● The task:
The records appear below. Report how many of their lines contain the word "JIRA", giving the number alone.

Interface dataset entries:
※ ※ ※
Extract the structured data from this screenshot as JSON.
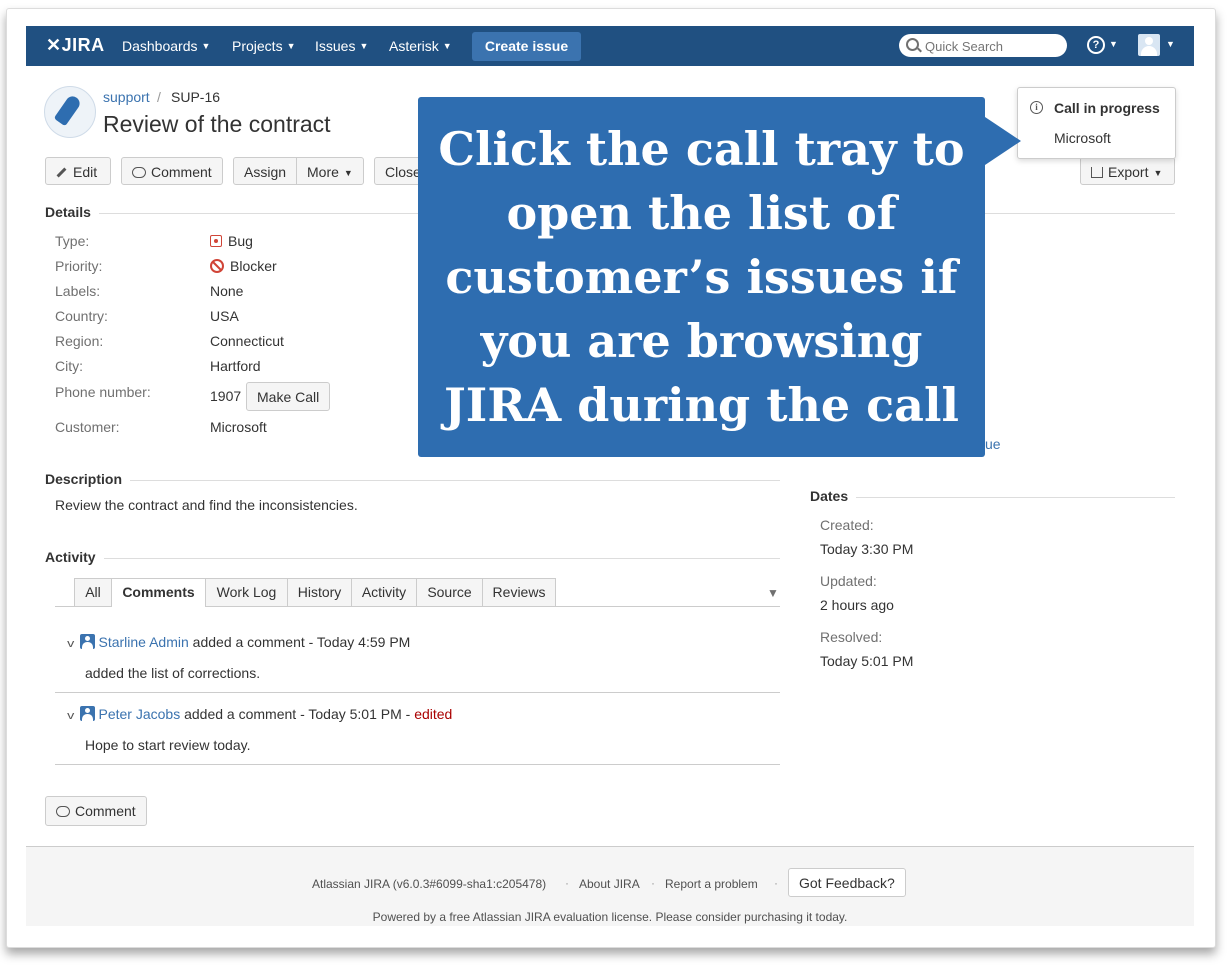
{
  "header": {
    "logo": "JIRA",
    "nav": [
      "Dashboards",
      "Projects",
      "Issues",
      "Asterisk"
    ],
    "create_label": "Create issue",
    "search_placeholder": "Quick Search",
    "help_glyph": "?"
  },
  "issue": {
    "project": "support",
    "separator": "/",
    "key": "SUP-16",
    "title": "Review of the contract"
  },
  "toolbar": {
    "edit": "Edit",
    "comment": "Comment",
    "assign": "Assign",
    "more": "More",
    "close": "Close",
    "export": "Export"
  },
  "details": {
    "title": "Details",
    "fields": [
      {
        "label": "Type:",
        "value": "Bug"
      },
      {
        "label": "Priority:",
        "value": "Blocker"
      },
      {
        "label": "Labels:",
        "value": "None"
      },
      {
        "label": "Country:",
        "value": "USA"
      },
      {
        "label": "Region:",
        "value": "Connecticut"
      },
      {
        "label": "City:",
        "value": "Hartford"
      },
      {
        "label": "Phone number:",
        "value": "1907"
      },
      {
        "label": "Customer:",
        "value": "Microsoft"
      }
    ],
    "make_call": "Make Call"
  },
  "description": {
    "title": "Description",
    "text": "Review the contract and find the inconsistencies."
  },
  "activity": {
    "title": "Activity",
    "tabs": [
      "All",
      "Comments",
      "Work Log",
      "History",
      "Activity",
      "Source",
      "Reviews"
    ],
    "active_tab": "Comments",
    "comments": [
      {
        "author": "Starline Admin",
        "action": " added a comment - Today 4:59 PM",
        "edited": "",
        "body": "added the list of corrections."
      },
      {
        "author": "Peter Jacobs",
        "action": " added a comment - Today 5:01 PM - ",
        "edited": "edited",
        "body": "Hope to start review today."
      }
    ],
    "comment_button": "Comment"
  },
  "people_partial_link": "ue",
  "dates": {
    "title": "Dates",
    "created_label": "Created:",
    "created": "Today 3:30 PM",
    "updated_label": "Updated:",
    "updated": "2 hours ago",
    "resolved_label": "Resolved:",
    "resolved": "Today 5:01 PM"
  },
  "footer": {
    "version": "Atlassian JIRA (v6.0.3#6099-sha1:c205478)",
    "about": "About JIRA",
    "report": "Report a problem",
    "feedback": "Got Feedback?",
    "dot": "·",
    "powered": "Powered by a free Atlassian JIRA evaluation license. Please consider purchasing it today."
  },
  "call_popup": {
    "title": "Call in progress",
    "customer": "Microsoft"
  },
  "callout": {
    "text": "Click the call tray to open the list of customer’s issues if you are browsing JIRA during the call"
  },
  "colors": {
    "header_bg": "#205081",
    "link": "#3b73af",
    "callout_bg": "#2e6db0",
    "blocker": "#d04437"
  }
}
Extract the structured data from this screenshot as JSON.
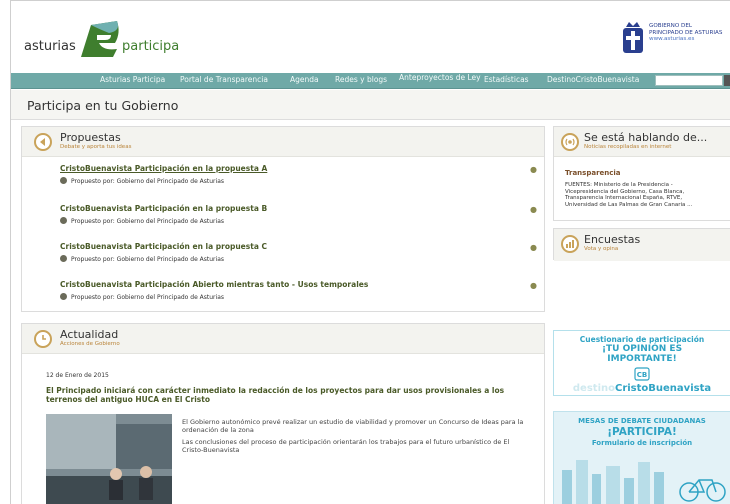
{
  "header": {
    "logo_word1": "asturias",
    "logo_word2": "participa",
    "gov_line1": "GOBIERNO DEL",
    "gov_line2": "PRINCIPADO DE ASTURIAS",
    "gov_url": "www.asturias.es"
  },
  "nav": {
    "items": [
      "Asturias Participa",
      "Portal de Transparencia",
      "Agenda",
      "Redes y blogs",
      "Anteproyectos de Ley",
      "Estadísticas",
      "DestinoCristoBuenavista"
    ],
    "search_placeholder": ""
  },
  "page_title": "Participa en tu Gobierno",
  "propuestas": {
    "title": "Propuestas",
    "subtitle": "Debate y aporta tus ideas",
    "by_label": "Propuesto por:",
    "items": [
      {
        "title": "CristoBuenavista Participación en la propuesta A",
        "author": "Gobierno del Principado de Asturias"
      },
      {
        "title": "CristoBuenavista Participación en la propuesta B",
        "author": "Gobierno del Principado de Asturias"
      },
      {
        "title": "CristoBuenavista Participación en la propuesta C",
        "author": "Gobierno del Principado de Asturias"
      },
      {
        "title": "CristoBuenavista Participación Abierto mientras tanto - Usos temporales",
        "author": "Gobierno del Principado de Asturias"
      }
    ]
  },
  "actualidad": {
    "title": "Actualidad",
    "subtitle": "Acciones de Gobierno",
    "date": "12 de Enero de 2015",
    "headline": "El Principado iniciará con carácter inmediato la redacción de los proyectos para dar usos provisionales a los terrenos del antiguo HUCA en El Cristo",
    "para1": "El Gobierno autonómico prevé realizar un estudio de viabilidad y promover un Concurso de Ideas para la ordenación de la zona",
    "para2": "Las conclusiones del proceso de participación orientarán los trabajos para el futuro urbanístico de El Cristo-Buenavista"
  },
  "hablando": {
    "title": "Se está hablando de...",
    "subtitle": "Noticias recopiladas en internet",
    "topic": "Transparencia",
    "sources": "FUENTES: Ministerio de la Presidencia - Vicepresidencia del Gobierno, Casa Blanca, Transparencia Internacional España, RTVE, Universidad de Las Palmas de Gran Canaria ..."
  },
  "encuestas": {
    "title": "Encuestas",
    "subtitle": "Vota y opina"
  },
  "banner1": {
    "line1": "Cuestionario de participación",
    "line2": "¡TU OPINIÓN ES",
    "line3": "IMPORTANTE!",
    "brand_prefix": "destino",
    "brand_bold": "CristoBuenavista"
  },
  "banner2": {
    "line1": "MESAS DE DEBATE CIUDADANAS",
    "line2": "¡PARTICIPA!",
    "line3": "Formulario de inscripción"
  },
  "colors": {
    "nav": "#6fa9a7",
    "link": "#4a5a28",
    "accent": "#c9a35a",
    "banner": "#2fa3c4"
  }
}
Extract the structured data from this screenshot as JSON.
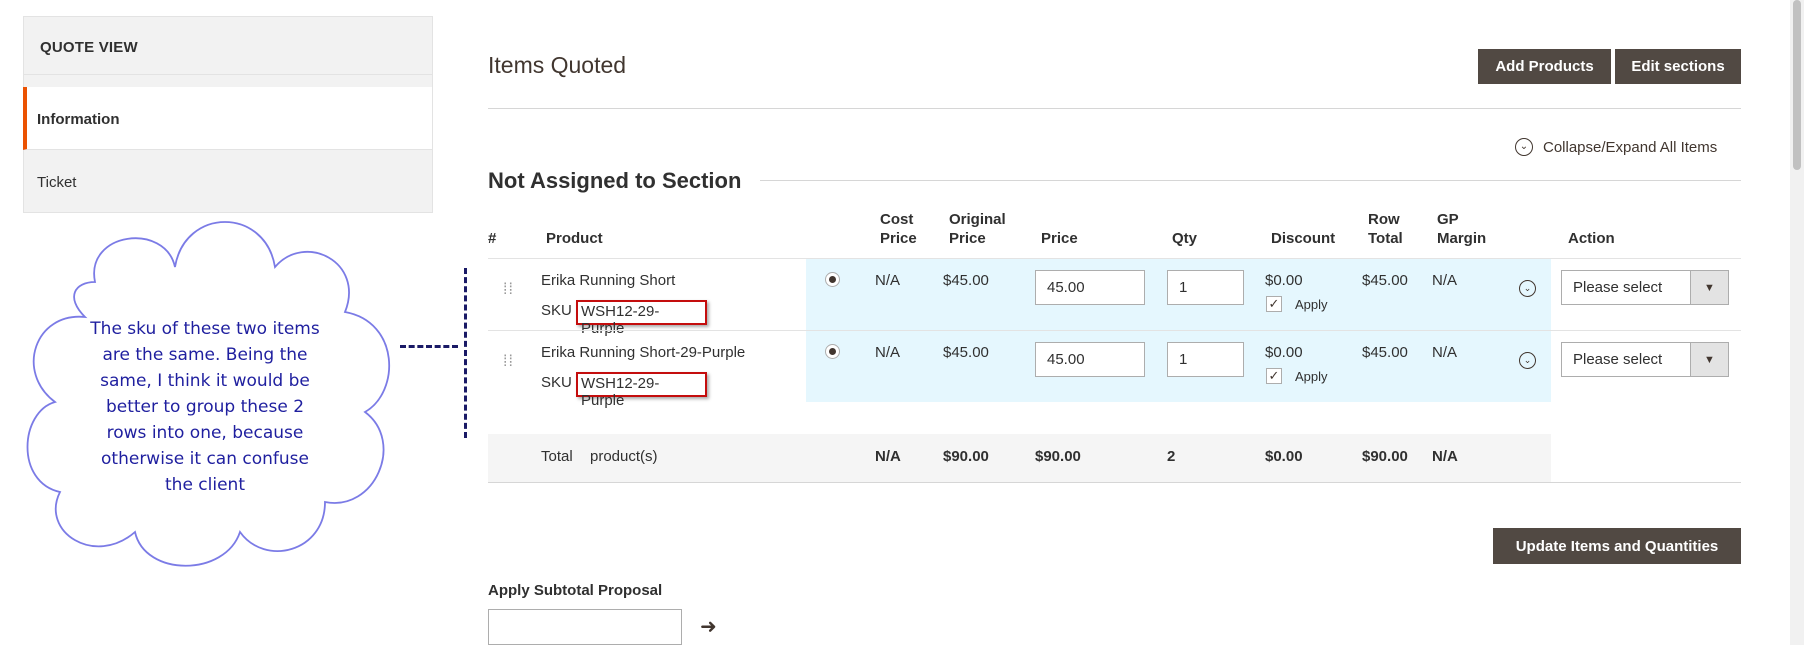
{
  "sidebar": {
    "title": "QUOTE VIEW",
    "items": [
      {
        "label": "Information"
      },
      {
        "label": "Ticket"
      }
    ]
  },
  "annotation": {
    "text": "The sku of these two items are the same. Being the same, I think it would be better to group these 2 rows into one, because otherwise it can confuse the client"
  },
  "header": {
    "title": "Items Quoted",
    "add_products": "Add Products",
    "edit_sections": "Edit sections",
    "collapse_all": "Collapse/Expand All Items"
  },
  "section": {
    "title": "Not Assigned to Section"
  },
  "table": {
    "headers": {
      "num": "#",
      "product": "Product",
      "cost_price_1": "Cost",
      "cost_price_2": "Price",
      "original_price_1": "Original",
      "original_price_2": "Price",
      "price": "Price",
      "qty": "Qty",
      "discount": "Discount",
      "row_total_1": "Row",
      "row_total_2": "Total",
      "gp_margin_1": "GP",
      "gp_margin_2": "Margin",
      "action": "Action"
    },
    "rows": [
      {
        "name": "Erika Running Short",
        "sku_label": "SKU :",
        "sku": "WSH12-29-Purple",
        "cost_price": "N/A",
        "original_price": "$45.00",
        "price": "45.00",
        "qty": "1",
        "discount": "$0.00",
        "apply": "Apply",
        "row_total": "$45.00",
        "gp_margin": "N/A",
        "action": "Please select"
      },
      {
        "name": "Erika Running Short-29-Purple",
        "sku_label": "SKU",
        "sku": "WSH12-29-Purple",
        "cost_price": "N/A",
        "original_price": "$45.00",
        "price": "45.00",
        "qty": "1",
        "discount": "$0.00",
        "apply": "Apply",
        "row_total": "$45.00",
        "gp_margin": "N/A",
        "action": "Please select"
      }
    ],
    "totals": {
      "label": "Total",
      "products": "product(s)",
      "cost_price": "N/A",
      "original_price": "$90.00",
      "price": "$90.00",
      "qty": "2",
      "discount": "$0.00",
      "row_total": "$90.00",
      "gp_margin": "N/A"
    }
  },
  "footer": {
    "update_button": "Update Items and Quantities",
    "subtotal_label": "Apply Subtotal Proposal",
    "subtotal_value": ""
  },
  "colors": {
    "accent": "#eb5202",
    "button_dark": "#514943",
    "row_highlight": "#e5f7fe",
    "annotation_text": "#1f1f9f",
    "annotation_box": "#c40d0d"
  }
}
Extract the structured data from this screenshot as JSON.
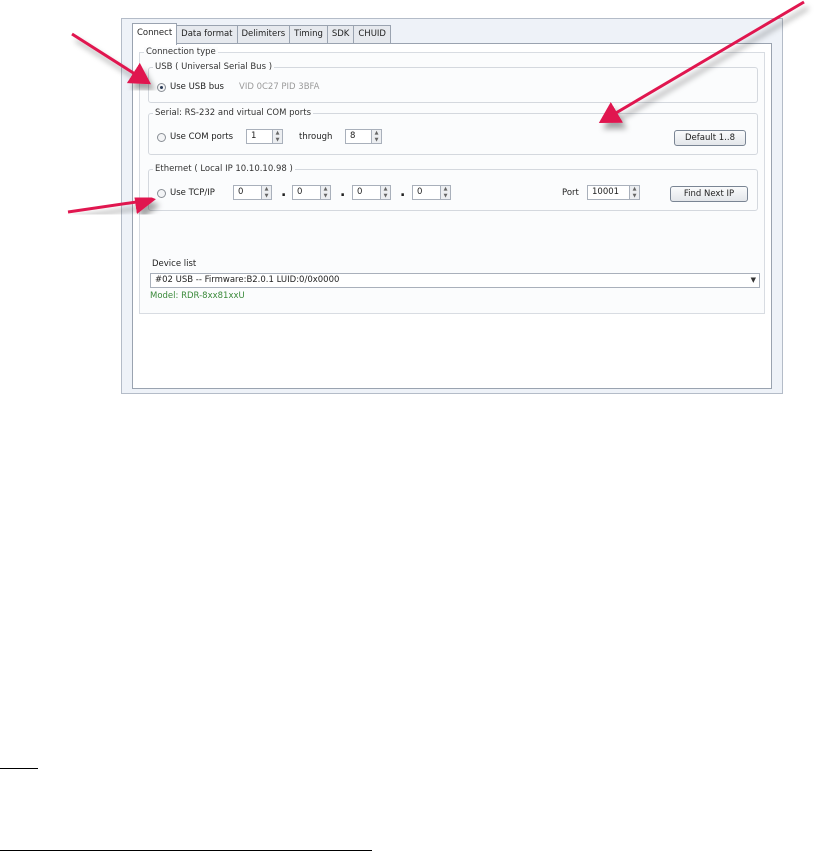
{
  "tabs": [
    {
      "label": "Connect",
      "active": true
    },
    {
      "label": "Data format",
      "active": false
    },
    {
      "label": "Delimiters",
      "active": false
    },
    {
      "label": "Timing",
      "active": false
    },
    {
      "label": "SDK",
      "active": false
    },
    {
      "label": "CHUID",
      "active": false
    }
  ],
  "connection_type": {
    "legend": "Connection type"
  },
  "usb": {
    "legend": "USB ( Universal Serial Bus )",
    "radio_label": "Use USB bus",
    "checked": true,
    "vid_pid": "VID 0C27 PID 3BFA"
  },
  "serial": {
    "legend": "Serial: RS-232 and virtual COM ports",
    "radio_label": "Use COM ports",
    "checked": false,
    "from": "1",
    "through_label": "through",
    "to": "8",
    "default_button": "Default 1..8"
  },
  "ethernet": {
    "legend": "Ethernet ( Local IP 10.10.10.98 )",
    "radio_label": "Use TCP/IP",
    "checked": false,
    "octets": [
      "0",
      "0",
      "0",
      "0"
    ],
    "dot": ".",
    "port_label": "Port",
    "port": "10001",
    "find_button": "Find Next IP"
  },
  "device_list": {
    "label": "Device list",
    "selected": "#02 USB -- Firmware:B2.0.1 LUID:0/0x0000",
    "model": "Model: RDR-8xx81xxU"
  },
  "colors": {
    "annotation_arrow": "#e0174f",
    "model_text": "#3a8a3a"
  }
}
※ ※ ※
● Solution to the exercise:
5